Author: Lori Lacefield
What do you do when you are nominated to a very prestigious charitable foundation and you soon discover that the directors are quite creative and innovative when raising funds, although their methods are not exactly within the boundaries of the law and nothing is quite what it seems?
In The Seventh Survivor, Lori Lacefield constructs a kind of socially oriented crime mystery. The Diamond Foundation comprises ten women directors who were chosen to become part of the group as a result of their being a victims of a vicious crime at sometime in their life. Among the group are those who are survivors of rape, abuse, assault, kidnapping, and attempted murder. Moreover, the link that ties them together is that their perpetrators for the most part have escaped punishment due to the injustices or inefficiencies of the legal system. The modus operandi of The Diamond Foundation is, as pointed out by the chairman of the foundation, Marjoram Swail, “to set the record straight.”
The directors seek out individuals who have cheated, lied, and stolen from innocent people, and due to the shortcomings of the legal system are not prosecuted. The foundation’s solution is to identify and investigate these individuals, who the directors decide by a vote of two-thirds, have either violated the law or have committed some kind of immoral behavior, such as a religious minister committing adultery with a prostitute. If they gather sufficient evidence to prove the illegal or hypocritical actions of these individuals, they anonymously send him or her a note outlining the evidence that they have in their possession.
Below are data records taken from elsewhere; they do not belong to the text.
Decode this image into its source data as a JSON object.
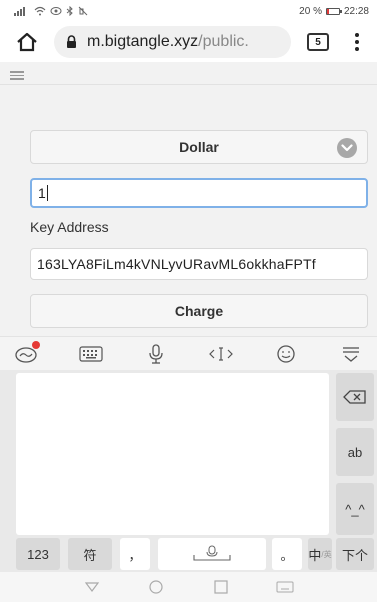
{
  "status_bar": {
    "left_icons": [
      "signal-icon",
      "wifi-icon",
      "eye-icon",
      "bluetooth-icon",
      "mute-icon"
    ],
    "battery_percent": "20 %",
    "battery_level": 0.2,
    "time": "22:28"
  },
  "browser": {
    "url_host": "m.bigtangle.xyz",
    "url_path": "/public.",
    "tab_count": "5"
  },
  "form": {
    "currency_selected": "Dollar",
    "amount_value": "1",
    "key_label": "Key Address",
    "key_address_value": "163LYA8FiLm4kVNLyvURavML6okkhaFPTf",
    "charge_label": "Charge"
  },
  "keyboard": {
    "toolbar_icons": [
      "ime-logo-icon",
      "keyboard-icon",
      "microphone-icon",
      "cursor-icon",
      "emoji-icon",
      "collapse-icon"
    ],
    "side_keys": {
      "ab": "ab",
      "emoticon": "^_^"
    },
    "bottom_keys": {
      "num": "123",
      "symbol": "符",
      "comma": "，",
      "period": "。",
      "lang": "中",
      "lang_sub": "/英",
      "next": "下个"
    }
  },
  "colors": {
    "focus_border": "#7fb1e8",
    "notification_dot": "#e53935",
    "battery_low": "#e03a3a"
  }
}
The kicker of all of this is that they blackmail the perpetrator and request a sum of money to be donated to the foundation in order to keep the information from becoming public or falling into the wrong hands.
From these funds there is a distribution among designated agencies or crime victims after a ten percent fee is deducted and divided equally among the directors and a further ten percent fee deducted for administrative and investigative expenses. Unfortunately, sometimes the donors are reluctant to go along with the blackmail or perhaps don’t have the money to donate. What happens to these poor souls?
When Palmer Reed, our protagonist, is nominated to the board of directors of The Diamond Foundation, to say she was elated is an understatement. Reed was also thankful for having Marjoram Swail nominate her, as it was Swail who came to her rescue when she was the victim of a kidnapping during her childhood. The kidnapping had been tied into the activities of her father’s union activities with a company that was involved in the illegal disposal of toxic waste and the murder of some employees. All of which, as we will later discover, are cleverly interwoven into the blackmail activities of the foundation. However, when Reed discovers the true nature of the workings of the organization her elation turns to one of fright and dismay, for she is quite aware of the consequences. Moreover, when murder becomes part of the possible retributions meted out, she faces quite a dilemma.
Lacefield delivers all of the elements of a gripping crime novel with its clearly defined characters, high-stakes conflict, and the struggles of a vividly drawn protagonist. Quite prevalent throughout is the constant emotional charge that emanates from the struggle of the protagonist, Palmer Reed, squaring off against the powerful antagonist, Marjoram Swail. In addition, the heightened drama when Reed is pushed to her limits, as she grapples against competing values, conflicting visions and evil, all make for a riveting read that engages the reader on every level, particularly emotionally and intellectually.